It was all just too much to take in and process – especially when there was no romantic chemistry to begin with.  I think the over-zealous nature with the travel brochures would have killed any potential chemistry.

I thanked him for his consideration and invested effort, but said I couldn’t agree to either trip and reminded him that this was a first meeting.

Somehow the conversation transitioned to what I did for a living and he offered me a job running a company he wanted to spin off.  It all felt a little too needy, enthusiastic or obsessed.

Ever felt strong emotions or a strong attachment to someone you probably shouldn’t?  I’m there.

I’m inexplicably drawn to a man who stirs up emotions I have never felt before.  It sounds wonderful until I say that he is not emotionally available.  I think sometimes he wants to be, but then other times I think it’s a game of cat and mouse that he likes to plays.

It’s the worst game of back and forth with poor communication mixed in.  Riding this ride is a natural wreck for me.  It triggers
feelings of not being good enough and wondering what I did wrong – only I know I didn’t do anything wrong.

I’m not sure how to get this guy out of my head, out of my heart and out of my system.  There’s always this small nagging pull.  It’s even worse when he randomly reaches out.  I can logically tell myself that his random texts asking how I am doing have no substance, but they are enough to cloudy my mind.

So it’s even more important for me to remind myself of my basic must-haves and that a loving relationship should be just that … loving.

Ready To Commit???

I’ve been emotionally unavailable. I thought I was in a position where I could open up and love a potential life partner, but I wasn’t. I was able to develop deep feelings and perhaps love that person, but I wasn’t able to open up and let go of my defenses. I think I just might be ready now.

I can’t blame the guys I was dating for the relationships not working out – many shouldn’t have worked out! Some were amazing experiences I think I was supposed to have in life. Others were a testament to what I have learned since my divorce about myself … how early experiences shaped my thinking and behaviors; how family dynamics created learned dysfunction; how I created barriers that led to repeated experiences and how I have to take chances in order to live a fulfilling life.

I have the power in my life to create a healthy life with a healthy relationship. The first step is knowing I deserve it! The second step is allowing myself to take chances – emotional chances where I open up and don’t create an invisible safety net. I won’t lose myself in the people I date and I know I can survive if the relationship doesn’t work.

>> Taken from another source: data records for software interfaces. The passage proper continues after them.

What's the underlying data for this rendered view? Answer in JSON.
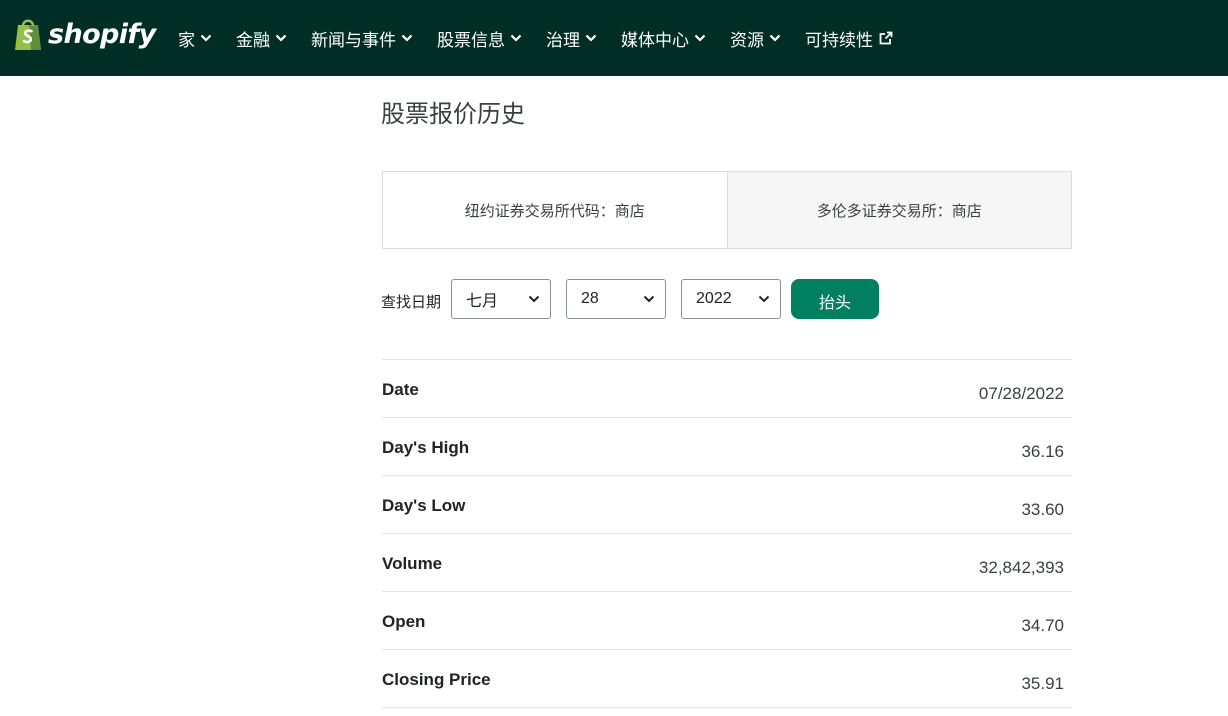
{
  "brand": {
    "name": "shopify",
    "logo_icon": "shopping-bag-icon",
    "accent": "#95bf47"
  },
  "colors": {
    "header_bg": "#002e25",
    "button_bg": "#008060"
  },
  "nav": [
    {
      "label": "家",
      "icon": "chevron-down-icon"
    },
    {
      "label": "金融",
      "icon": "chevron-down-icon"
    },
    {
      "label": "新闻与事件",
      "icon": "chevron-down-icon"
    },
    {
      "label": "股票信息",
      "icon": "chevron-down-icon"
    },
    {
      "label": "治理",
      "icon": "chevron-down-icon"
    },
    {
      "label": "媒体中心",
      "icon": "chevron-down-icon"
    },
    {
      "label": "资源",
      "icon": "chevron-down-icon"
    },
    {
      "label": "可持续性",
      "icon": "external-link-icon"
    }
  ],
  "page": {
    "title": "股票报价历史"
  },
  "exchanges": [
    {
      "label": "纽约证券交易所代码：商店",
      "selected": true
    },
    {
      "label": "多伦多证券交易所：商店",
      "selected": false
    }
  ],
  "lookup": {
    "label": "查找日期",
    "month": "七月",
    "day": "28",
    "year": "2022",
    "button": "抬头"
  },
  "quote": [
    {
      "label": "Date",
      "value": "07/28/2022"
    },
    {
      "label": "Day's High",
      "value": "36.16"
    },
    {
      "label": "Day's Low",
      "value": "33.60"
    },
    {
      "label": "Volume",
      "value": "32,842,393"
    },
    {
      "label": "Open",
      "value": "34.70"
    },
    {
      "label": "Closing Price",
      "value": "35.91"
    }
  ]
}
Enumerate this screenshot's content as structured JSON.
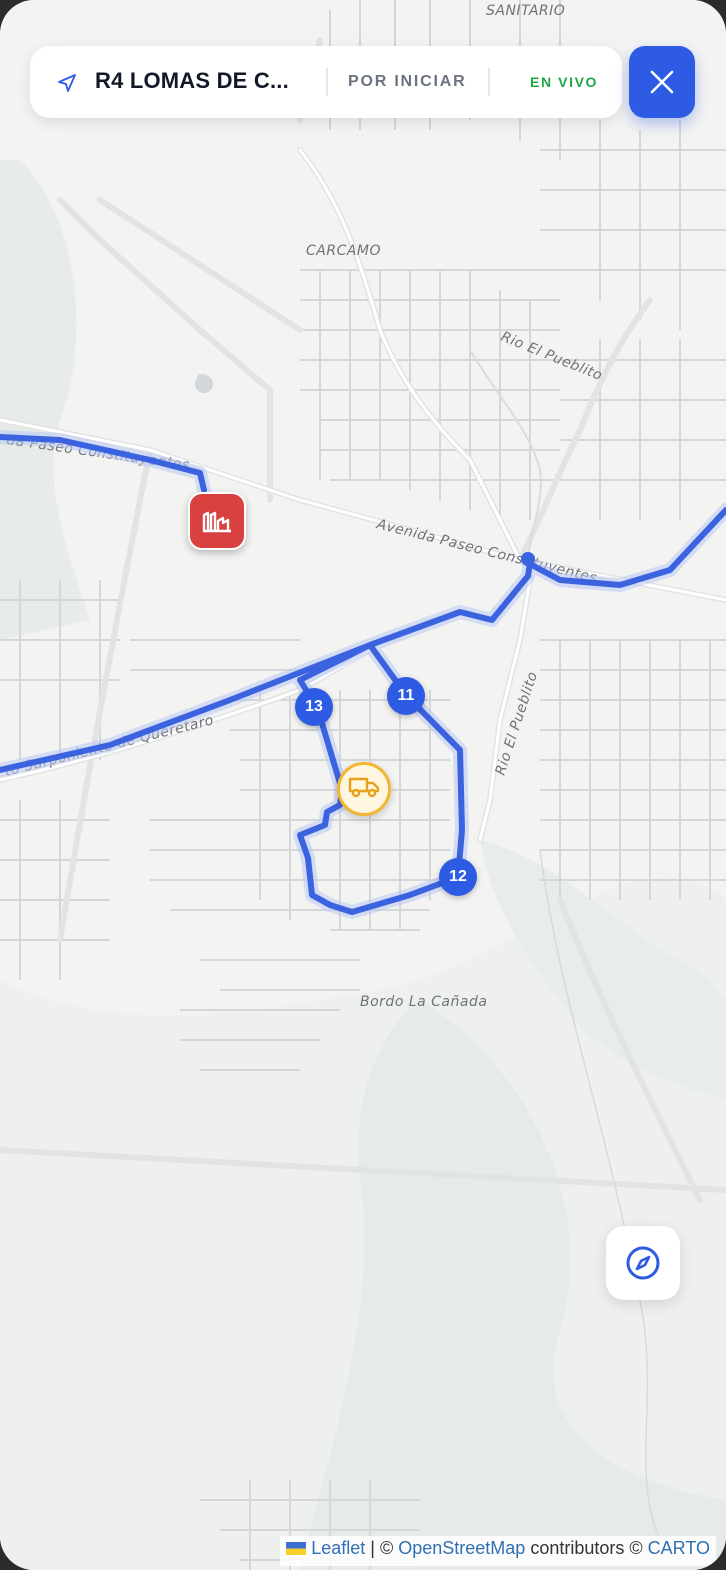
{
  "header": {
    "route_title": "R4 LOMAS DE C...",
    "status": "POR INICIAR",
    "live": "EN VIVO"
  },
  "map": {
    "labels": {
      "sanitario": "SANITARIO",
      "carcamo": "CARCAMO",
      "rio_el_pueblito_top": "Rio El Pueblito",
      "paseo_const_west": "da Paseo Constituyentes",
      "avenida_paseo": "Avenida Paseo Constituyentes",
      "surponiente": "to Surponiente de Queretaro",
      "rio_el_pueblito": "Rio El Pueblito",
      "bordo": "Bordo La Cañada"
    },
    "stops": [
      {
        "label": "13"
      },
      {
        "label": "11"
      },
      {
        "label": "12"
      }
    ],
    "route_color": "#3b63e0"
  },
  "attribution": {
    "leaflet": "Leaflet",
    "sep": " | © ",
    "osm": "OpenStreetMap",
    "contrib": " contributors © ",
    "carto": "CARTO"
  }
}
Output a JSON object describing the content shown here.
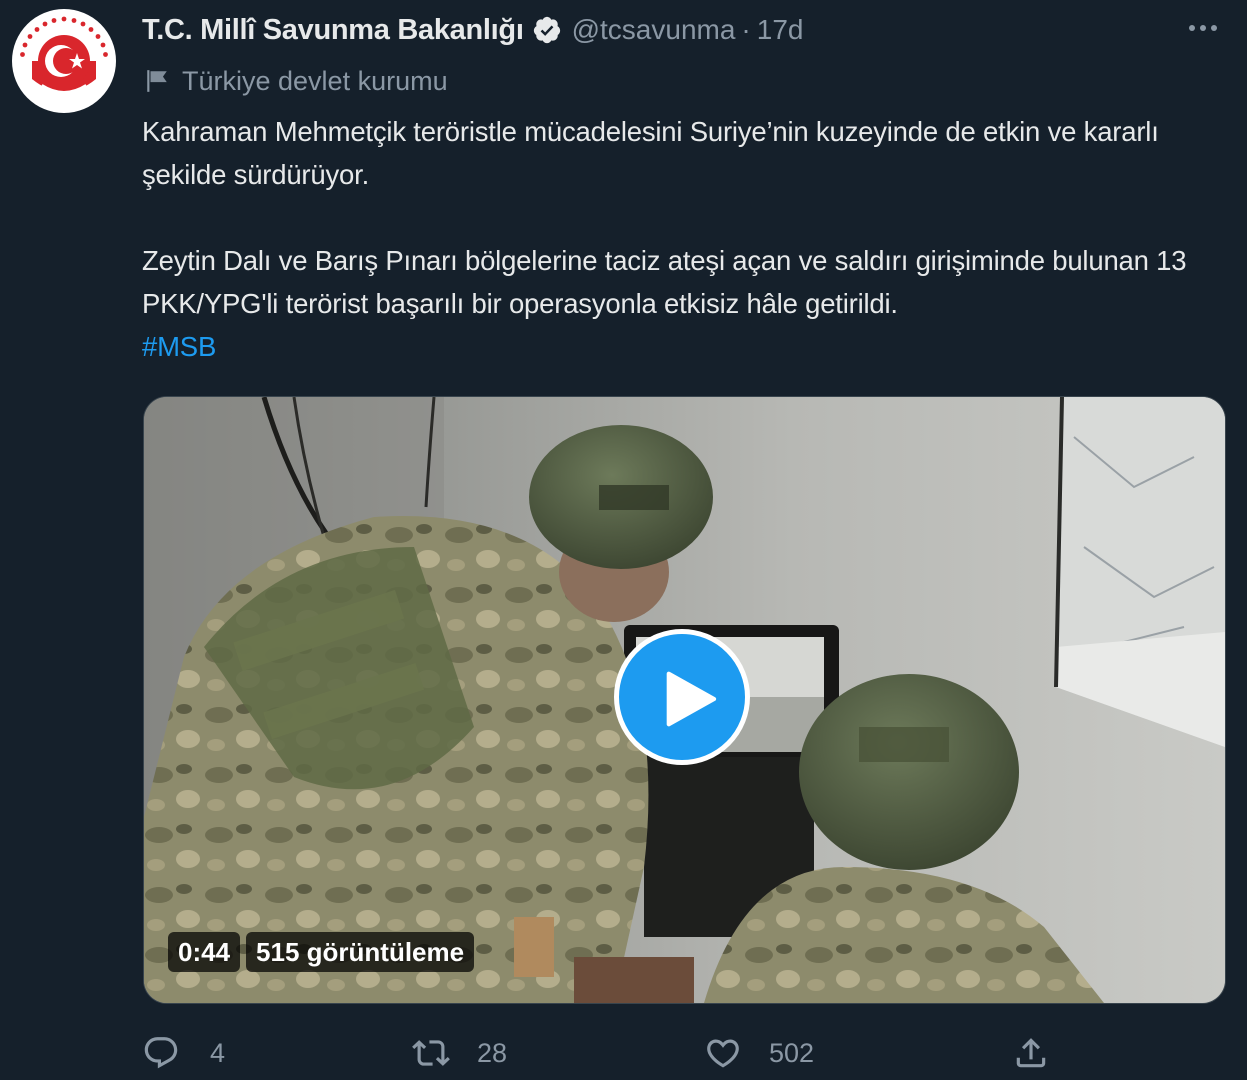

Now I need to make a decision; do I stay in the city I live in now or do I move elsewhere. I can’t open myself up to a relationship before I answer this question. I have a small network of incredible people I call friends and that will be difficult, not impossible, to recreate elsewhere.

Feeling Lost

I’m finding myself in a sad place right now. As I have worked to learn new coping skills, I have also worked to purge negative relationships from my life. I haven’t let down my defenses, so I haven’t developed new healthier relationships. This leaves me in a state of loneliness.

I realize that my previous relationships were based upon being needed rather than wanted. This is the enabler role I learned as a child. Now that I don’t want to start a relationship off with a “need”, I am finding that I feel neither needed nor wanted. That’s a pretty lonely place to be in. Ironically, I rediscovered the tidbits below.

  • If there is one thing about which you are not in control, it’s who loves you, stays with you, gets ill, or leaves you.
  • When a heart is doing what it’s supposed to be doing, it holds nothing back. And sometimes it gets broken.
  • If our hearts are closed because we don’t want to suffer, they won’t be open enough to recognize the joy as it flies by.

My heart is broken, for a number of reasons, and I don’t quite know how to put it back together.